When I go into a furniture design store, I often see many beautiful chairs. Then I sit in those chairs; and to my horror I find that many beautiful chairs are totally uncomfortable. Apparently the designer's imagination has not been constrained by functionality. Hopefully, those beautiful-uncomfortable chairs are comfortable to someone else. But then there is the precedent of 6 inch high heel shoes and Victorian corsets and for that matter 200 mph sports cars crawling in LA traffic.

When design slips into fantasy fiction that is a physical impossibility (e.g. totally uncomfortable); then it is probably good for wowing but not for walking.

Imaginative design give physical possibility to seemingly impossible configurations. New technology can be part of imaginative design in that it allows otherwise impossible physical configurations (e.g. the suspension bridge); but the elegance and functionality of a bridge is in the hands of the designer.

I would like every chair in my dining room to be totally different. I don't just want the wood to be carved a little differently. I want different materials and shapes;I want the metal, the fiberglass, the plastic, the paper, the fabric to be used in unexpected ways.

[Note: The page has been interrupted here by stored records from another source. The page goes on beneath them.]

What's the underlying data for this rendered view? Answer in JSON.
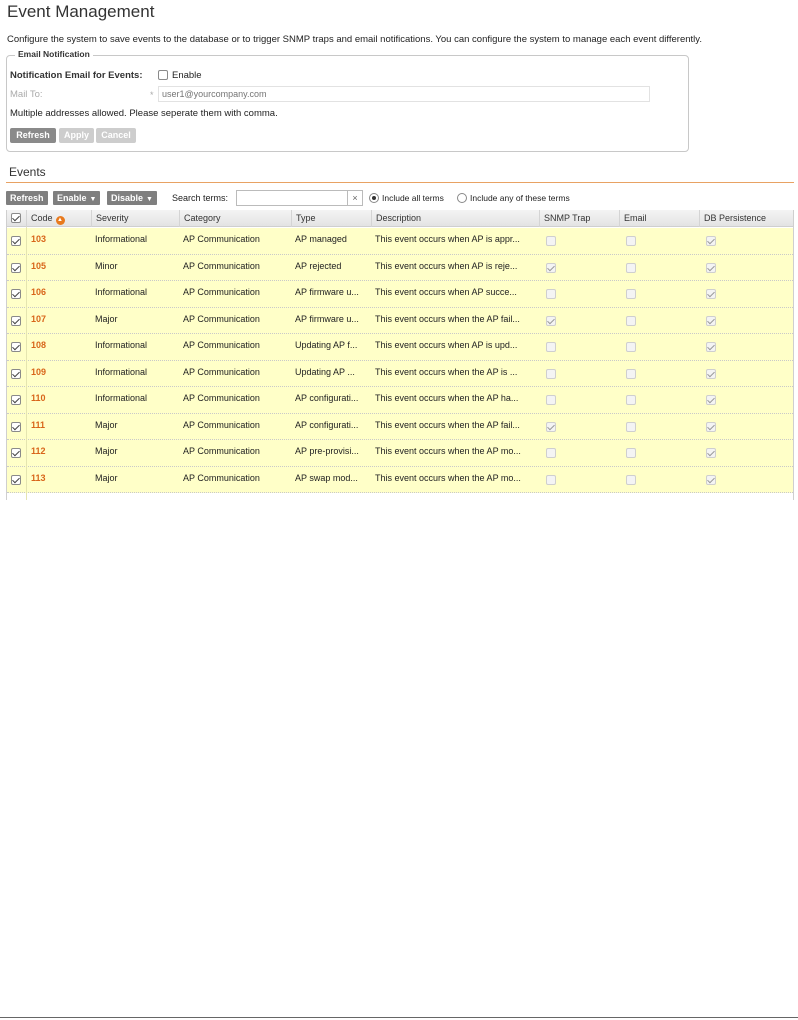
{
  "page": {
    "title": "Event Management",
    "intro": "Configure the system to save events to the database or to trigger SNMP traps and email notifications. You can configure the system to manage each event differently."
  },
  "email_notification": {
    "legend": "Email Notification",
    "notification_label": "Notification Email for Events:",
    "enable_label": "Enable",
    "enable_checked": false,
    "mail_to_label": "Mail To:",
    "required_mark": "*",
    "mail_to_placeholder": "user1@yourcompany.com",
    "mail_to_value": "",
    "note": "Multiple addresses allowed. Please seperate them with comma.",
    "buttons": {
      "refresh": "Refresh",
      "apply": "Apply",
      "cancel": "Cancel"
    }
  },
  "events": {
    "title": "Events",
    "toolbar": {
      "refresh": "Refresh",
      "enable": "Enable",
      "disable": "Disable",
      "search_label": "Search terms:",
      "search_value": "",
      "clear_glyph": "×",
      "radio_all": "Include all terms",
      "radio_any": "Include any of these terms",
      "selected_radio": "all"
    },
    "columns": [
      "Code",
      "Severity",
      "Category",
      "Type",
      "Description",
      "SNMP Trap",
      "Email",
      "DB Persistence"
    ],
    "sort_glyph": "▲",
    "rows": [
      {
        "code": "103",
        "severity": "Informational",
        "category": "AP Communication",
        "type": "AP managed",
        "description": "This event occurs when AP is appr...",
        "snmp": false,
        "email": false,
        "db": true
      },
      {
        "code": "105",
        "severity": "Minor",
        "category": "AP Communication",
        "type": "AP rejected",
        "description": "This event occurs when AP is reje...",
        "snmp": true,
        "email": false,
        "db": true
      },
      {
        "code": "106",
        "severity": "Informational",
        "category": "AP Communication",
        "type": "AP firmware u...",
        "description": "This event occurs when AP succe...",
        "snmp": false,
        "email": false,
        "db": true
      },
      {
        "code": "107",
        "severity": "Major",
        "category": "AP Communication",
        "type": "AP firmware u...",
        "description": "This event occurs when the AP fail...",
        "snmp": true,
        "email": false,
        "db": true
      },
      {
        "code": "108",
        "severity": "Informational",
        "category": "AP Communication",
        "type": "Updating AP f...",
        "description": "This event occurs when AP is upd...",
        "snmp": false,
        "email": false,
        "db": true
      },
      {
        "code": "109",
        "severity": "Informational",
        "category": "AP Communication",
        "type": "Updating AP ...",
        "description": "This event occurs when the AP is ...",
        "snmp": false,
        "email": false,
        "db": true
      },
      {
        "code": "110",
        "severity": "Informational",
        "category": "AP Communication",
        "type": "AP configurati...",
        "description": "This event occurs when the AP ha...",
        "snmp": false,
        "email": false,
        "db": true
      },
      {
        "code": "111",
        "severity": "Major",
        "category": "AP Communication",
        "type": "AP configurati...",
        "description": "This event occurs when the AP fail...",
        "snmp": true,
        "email": false,
        "db": true
      },
      {
        "code": "112",
        "severity": "Major",
        "category": "AP Communication",
        "type": "AP pre-provisi...",
        "description": "This event occurs when the AP mo...",
        "snmp": false,
        "email": false,
        "db": true
      },
      {
        "code": "113",
        "severity": "Major",
        "category": "AP Communication",
        "type": "AP swap mod...",
        "description": "This event occurs when the AP mo...",
        "snmp": false,
        "email": false,
        "db": true
      }
    ]
  }
}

But whether modern or classic; each chair must be comfortable and affordable.